When it first appeared, DCIM (Data Centre Infrastructure Management) software attracted great interest from market watchers and analysts, many of whom expected that it would become a prevalent tool, indispensable to the burgeoning data centre industry, and as a lucrative element of the overall software industry.
Factors expected to drive its adoption included the ability to drive more efficient operations, especially within large data centres, resulting in visible returns in investment and the ability to manage increasing deployments across distributed sites. As concern for the environment gathered pace and sustainability was expected to become a major driver of investment decisions, the need for DCIM was perceived as a critical tool for data centre operations.

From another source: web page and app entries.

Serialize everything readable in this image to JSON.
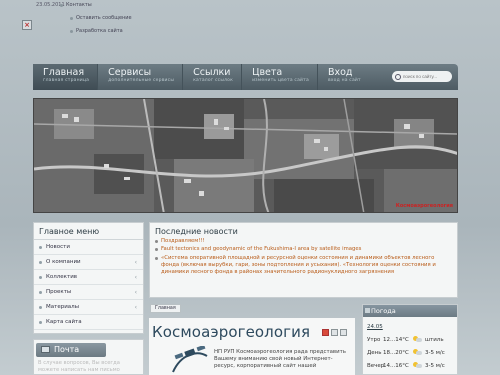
{
  "top": {
    "date": "23.05.2011",
    "contacts": "Контакты",
    "leave_message": "Оставить сообщение",
    "developers": "Разработка сайта"
  },
  "nav": {
    "items": [
      {
        "title": "Главная",
        "subtitle": "главная страница"
      },
      {
        "title": "Сервисы",
        "subtitle": "дополнительные сервисы"
      },
      {
        "title": "Ссылки",
        "subtitle": "каталог ссылок"
      },
      {
        "title": "Цвета",
        "subtitle": "изменить цвета сайта"
      },
      {
        "title": "Вход",
        "subtitle": "вход на сайт"
      }
    ],
    "search_placeholder": "поиск по сайту..."
  },
  "banner": {
    "caption": "Космоаэрогеология"
  },
  "menu": {
    "title": "Главное меню",
    "items": [
      "Новости",
      "О компании",
      "Коллектив",
      "Проекты",
      "Материалы",
      "Карта сайта"
    ]
  },
  "news": {
    "title": "Последние новости",
    "items": [
      "Поздравляем!!!",
      "Fault tectonics and geodynamic of the Fukushima-I area by satellite images",
      "«Система оперативной площадной и ресурсной оценки состояния и динамики объектов лесного фонда (включая вырубки, гари, зоны подтопления и усыхания). «Технология оценки состояния и динамики лесного фонда в районах значительного радионуклидного загрязнения"
    ]
  },
  "breadcrumb": "Главная",
  "article": {
    "title": "Космоаэрогеология",
    "text": "НП РУП Космоаэрогеология рада представить Вашему вниманию свой новый Интернет-ресурс, корпоративный сайт нашей"
  },
  "weather": {
    "title": "Погода",
    "date": "24.05",
    "rows": [
      {
        "period": "Утро",
        "temp": "12...14°C",
        "wind": "штиль"
      },
      {
        "period": "День",
        "temp": "18...20°C",
        "wind": "3-5 м/с"
      },
      {
        "period": "Вечер",
        "temp": "14...16°C",
        "wind": "3-5 м/с"
      }
    ]
  },
  "mail": {
    "title": "Почта",
    "text": "В случае вопросов, Вы всегда можете написать нам письмо"
  }
}
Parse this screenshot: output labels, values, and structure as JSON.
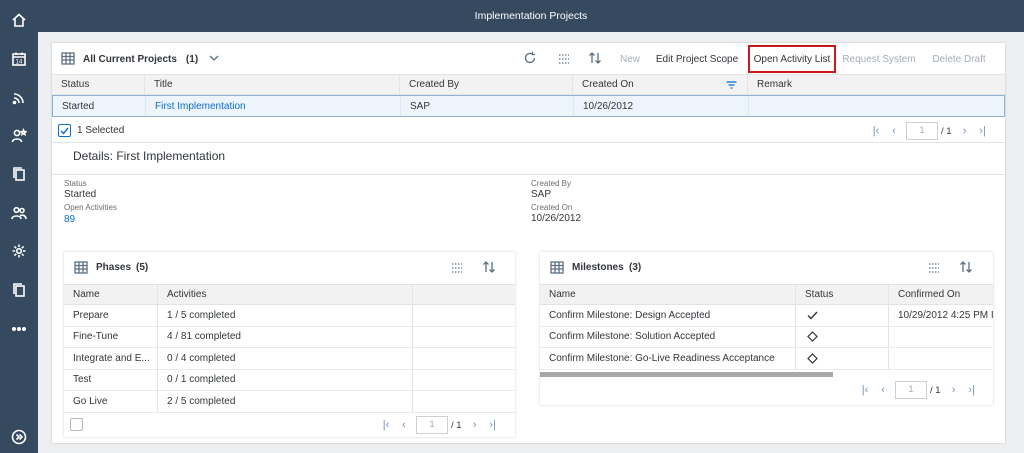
{
  "shell": {
    "title": "Implementation Projects"
  },
  "rail": {
    "icons": [
      "home-icon",
      "calendar-icon",
      "feed-icon",
      "user-favorite-icon",
      "copy-icon",
      "group-icon",
      "settings-icon",
      "copy-icon",
      "more-icon",
      "expand-icon"
    ],
    "calendar_day": "14"
  },
  "projects": {
    "title": "All Current Projects",
    "count": "(1)",
    "buttons": {
      "new": "New",
      "edit_scope": "Edit Project Scope",
      "open_activity_list": "Open Activity List",
      "request_system": "Request System",
      "delete_draft": "Delete Draft"
    },
    "columns": [
      "Status",
      "Title",
      "Created By",
      "Created On",
      "Remark"
    ],
    "rows": [
      {
        "status": "Started",
        "title": "First Implementation",
        "created_by": "SAP",
        "created_on": "10/26/2012",
        "remark": ""
      }
    ],
    "selected_text": "1 Selected",
    "pager": {
      "page": "1",
      "total": "/ 1"
    }
  },
  "details": {
    "title": "Details: First Implementation",
    "status_label": "Status",
    "status_value": "Started",
    "open_label": "Open Activities",
    "open_value": "89",
    "created_by_label": "Created By",
    "created_by_value": "SAP",
    "created_on_label": "Created On",
    "created_on_value": "10/26/2012"
  },
  "phases": {
    "title": "Phases",
    "count": "(5)",
    "columns": [
      "Name",
      "Activities"
    ],
    "rows": [
      {
        "name": "Prepare",
        "activities": "1 / 5 completed"
      },
      {
        "name": "Fine-Tune",
        "activities": "4 / 81 completed"
      },
      {
        "name": "Integrate and E...",
        "activities": "0 / 4 completed"
      },
      {
        "name": "Test",
        "activities": "0 / 1 completed"
      },
      {
        "name": "Go Live",
        "activities": "2 / 5 completed"
      }
    ],
    "pager": {
      "page": "1",
      "total": "/ 1"
    }
  },
  "milestones": {
    "title": "Milestones",
    "count": "(3)",
    "columns": [
      "Name",
      "Status",
      "Confirmed On"
    ],
    "rows": [
      {
        "name": "Confirm Milestone: Design Accepted",
        "status_icon": "checkmark-icon",
        "confirmed_on": "10/29/2012 4:25 PM I"
      },
      {
        "name": "Confirm Milestone: Solution Accepted",
        "status_icon": "diamond-icon",
        "confirmed_on": ""
      },
      {
        "name": "Confirm Milestone: Go-Live Readiness Acceptance",
        "status_icon": "diamond-icon",
        "confirmed_on": ""
      }
    ],
    "pager": {
      "page": "1",
      "total": "/ 1"
    }
  },
  "colors": {
    "shell": "#354a5f",
    "link": "#0a6ed1",
    "highlight": "#c8191f",
    "selected_row": "#eef4fb"
  }
}
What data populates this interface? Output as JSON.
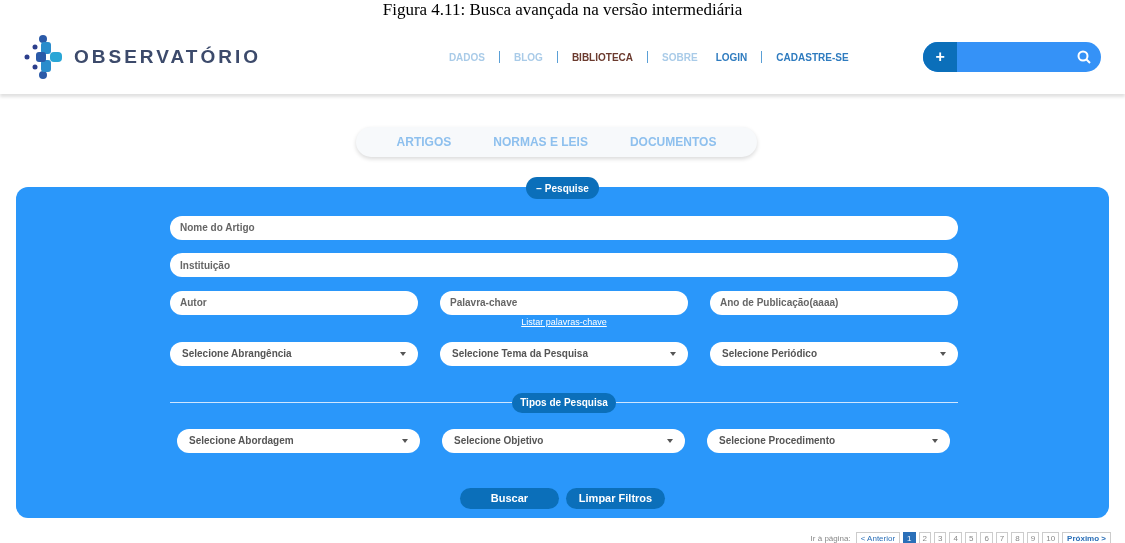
{
  "caption": "Figura 4.11: Busca avançada na versão intermediária",
  "logo": {
    "text": "OBSERVATÓRIO"
  },
  "nav": [
    {
      "label": "DADOS",
      "selected": false
    },
    {
      "label": "BLOG",
      "selected": false
    },
    {
      "label": "BIBLIOTECA",
      "selected": true
    },
    {
      "label": "SOBRE",
      "selected": false
    }
  ],
  "account": [
    "LOGIN",
    "CADASTRE-SE"
  ],
  "search": {
    "button": "+"
  },
  "tabs": [
    "ARTIGOS",
    "NORMAS E LEIS",
    "DOCUMENTOS"
  ],
  "panel": {
    "toggle": "− Pesquise",
    "rows": [
      [
        {
          "kind": "input",
          "placeholder": "Nome do Artigo"
        }
      ],
      [
        {
          "kind": "input",
          "placeholder": "Instituição"
        }
      ],
      [
        {
          "kind": "input",
          "placeholder": "Autor"
        },
        {
          "kind": "input",
          "placeholder": "Palavra-chave",
          "link": "Listar palavras-chave"
        },
        {
          "kind": "input",
          "placeholder": "Ano de Publicação(aaaa)"
        }
      ],
      [
        {
          "kind": "select",
          "value": "Selecione Abrangência"
        },
        {
          "kind": "select",
          "value": "Selecione Tema da Pesquisa"
        },
        {
          "kind": "select",
          "value": "Selecione Periódico"
        }
      ]
    ],
    "section": "Tipos de Pesquisa",
    "types": [
      {
        "kind": "select",
        "value": "Selecione Abordagem"
      },
      {
        "kind": "select",
        "value": "Selecione Objetivo"
      },
      {
        "kind": "select",
        "value": "Selecione Procedimento"
      }
    ],
    "buttons": [
      "Buscar",
      "Limpar Filtros"
    ]
  },
  "pagination": {
    "label": "Ir à página:",
    "prev": "< Anterior",
    "next": "Próximo >",
    "pages": [
      {
        "label": "1",
        "selected": true
      },
      {
        "label": "2",
        "selected": false
      },
      {
        "label": "3",
        "selected": false
      },
      {
        "label": "4",
        "selected": false
      },
      {
        "label": "5",
        "selected": false
      },
      {
        "label": "6",
        "selected": false
      },
      {
        "label": "7",
        "selected": false
      },
      {
        "label": "8",
        "selected": false
      },
      {
        "label": "9",
        "selected": false
      },
      {
        "label": "10",
        "selected": false
      }
    ]
  }
}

The jury is still out on some of these predictions. In particular, the hope that it would be deployed as a tool to improve energy efficiency and sustainability efforts has not yet been realised. The potential remains but in the reality, its adoption has been for more prosaic purposes such as asset management and auditing.
The benefits of DCIM
Certainly, there are many data centre operators who see value in DCIM’s key strengths of monitoring and then providing additional management features for all IT infrastructure assets throughout their organisations. This is especially true in the larger corporate and financial sectors, where regulation is both expected and accepted. The need to locate, identify and report on all equipment in a company’s inventory is an obvious benefit for organisations accustomed to tight regulation and auditing and as a result, DCIM has gained some traction here.
However, the scope for growth is often limited by the preference for long-established personnel to squeeze the maximum benefit out of existing tools, especially if they have spent considerable time and effort customising and optimising those tools to their organisation’s specific needs.
Additionally, often in large organisations, the responsibility for the infrastructure equipment typically managed by DCIM tools is split between IT and M&E departments, with different objectives and chains of command. Finding the right person to sign-off on a new DCIM project — or finding the right group of people to agree to such — can be a challenge. Inevitably the procurement and acquisition process for such an acquisition is lengthy and often tortuous.
Adding to the labyrinthine process of deploying DCIM is the fact that the IT resources of the typical large organisation are no longer centralised in a single data centre; rather they are housed in a hybrid environment spanning large facilities hosting cloud-based applications and smaller facilities running niche applications that are typically spread around a wide area. The larger the company, the wider the sprawl.
Nonetheless, this last barrier presents an intrinsic opportunity for DCIM deployments because the very nature of distributed IT portfolios nowadays means that the need for suitable tools to manage the various facilities efficiently is more pressing.
The monitoring and management capabilities of DCIM, especially versions deployed over the cloud, allow companies of all sizes and with all manner of disaggregated IT to identify what their assets are, manage how well they are performing and identify any issues that need to be addressed. Any company that subscribes to ISO 27001, the global standard for IT security, must be able to track its assets and the people who have access and control to those assets. Cloud deployments also allow distributed sites to be monitored and managed at relatively low cost.
DCIM has also proved to be useful to manage large deployments and the decommissioning of old equipment. The ability to manage traditionally laborious processes efficiently, identifying stranded capacity and consolidating distributed architecture saves considerable time and resources.
Another critical concern is minimising downtime. Here, a reliable DCIM system can provide insights into all key power paths within a data centre, especially if they comprise equipment from multiple vendors. The ability to track dependencies, to minimise potential risks to the overall IT estate from a single piece of equipment, such as a Power Distribution Unit (PDU) or a cooling unit, can be identified to mitigated any outages.
The fact is that it remains essential for DCIM software to interact with other systems, such as facilities management suites, IT and network management software and even older legacy infrastructure management software. This is best achieved through the use of Application Programming Interfaces (APIs) that allow high-level information exchanges between disparate software tools.
Calculating an ROI
One of the ongoing problems facing DCIM deployments is the difficulty in accurately measuring the return on investment (ROI) an organisation can achieve from such software. It’s an expensive outlay; how do you calculate its payback? Embedded among several other software tools, and hardware assets that typically come from multiple vendors, how easy is it to attribute any overall improvements in performance to just one piece of the puzzle?
A typical large customer noted when asked to detail their DCIM ROI said they just couldn’t possibly come up with an accurate figure; yet when asked could they manage without DCIM at all, however, the answer was “certainly not.” In this regard, calculating the effect of DCIM could be analogous to the problem long familiar to the marketing sector: “Half of my budget is wasted, but I have no idea which half!”
Simply put, efficiency requires transparency and that in turn requires investment. Better management tools provide better visibility, auditing capabilities and change management. Once these tools are in place, then further capabilities will be realised. The issues of electrical power efficiency, sustainability and the proper management of a “circular economy” have not gone away, and indeed they are being rapidly brought into focus by impending legislation and the data centres industries self-regulatory initiatives to become net-zero by 2030.
Sustainability is based fundamentally on transparency, and so, the most immediately and obvious benefit of DCIM — its ability to provide visibility and simplify auditing — could well prove to be its most far-reaching as we move to a greener, more sustainable and renewable future.